Jean louis berlandier and the chocolate flower
One plant that deserves a spot in every drylands herb garden is the chocolate flower, Berlandiera lyrata, one of the more attractive of the many yellow flowers found in the Sonoran Desert. When in bloom, its yellow petals, with striking red veins on their lower surface, surround a deep maroon center. At the base of each flower head is a whorl of broad green bracts that remain after the petals drop, giving the plant another of its common names, “greeneyes”. And yes, chocolate flower does indeed have the aroma of chocolate, particularly in the early morning. Pulling the petals from the flower head releases the distinctive fragrance, and the stamens have a chocolate flavor when eaten.
The chocolate flower is in the sunflower family, or Asteraceae, and as such it has an unusual floral structure. There are actually two different types of tiny flowers (florets) that make up what we see as a single flower with its array of petals. Each of these petals has a very small reproductive structure attached at its base. At the center of this ring of petals are numerous small disc flowers arranged in a spiral formation. The sectional diagram shown here by Lucretia Hamilton provides a simple outline of how these two types of flowers are arranged.

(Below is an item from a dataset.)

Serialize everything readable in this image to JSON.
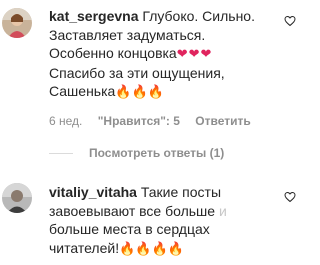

Next to this diagram is a botanical illustration of Berlandiera lyrata by Carolyn Hitchcock that is one of the artworks in the Sonoran Desert Florilegium. In Carolyn’s drawing, the growth habit of the plant (Fig. 1) is presented in graphite and shows single flower heads supported by long stems growing from a cluster of basal leaves. To the right are enlargements of the floral structures presented in a combination of graphite and colored pencil. Looking at a flower head from the front (Fig. 3), you can see the yellow ray flowers with the dark maroon disc flowers standing behind. A complete ray flower is shown in Fig. 4, with both the upper (a) and lower (b) surfaces, and an enlarged disc flower is shown in Fig 5. The habit and Fig. 6 show the deeply-lobed, lyre-shaped leaves of the plant that are referenced in the species epithet, “lyrata”.
The genus Berlandiera was named by the Swiss botanist Augustin Pyramus de Candolle to honor Jean Louis Berlandier (ca. 1805–1851), a fellow botanist, physician, and plant collector. In 1826, Berlandier was sent to Mexico by a group of botanists in Geneva, including de Candolle, to collect plants in the state of Coahuila y Tejas, a part of Mexico where there had been little botanical exploration. Over the next five years, Berlandier sent some 52,000 plant specimens back to Geneva.
While making these collections, Berlandier served with the Comisión de Límites (Boundary Commission), a scientific and surveying expedition into Texas that resulted in the recommendation in 1828 to stop the United States from acquiring Texas. After serving on the Commission, Berlandier settled in Matamoros and worked as a physician and pharmacist while continuing his plant collecting. During his time in Mexico, he saw the Texas Revolution, the annexation of Texas by the U.S., and the resulting Mexican-American War. In the midst of these events, he compiled considerable botanical, zoological, and ethnological information gathered on his expeditions, complete with very competent illustrations. In 1851, Berlandier died while attempting to cross the swollen San Fernando River near Matamoros.
Carolyn Hitchcock’s drawing of Graptopetalum rusbyi, also part of the Sonoran Desert Florilegium, can be seen in the August 2013 issue of The Desert Breeze. — Cindy Hartwell
This appeared in the February 2017 issue of the Desert Breeze, the monthly newsletter of the Tucson Cactus and Succulent Society.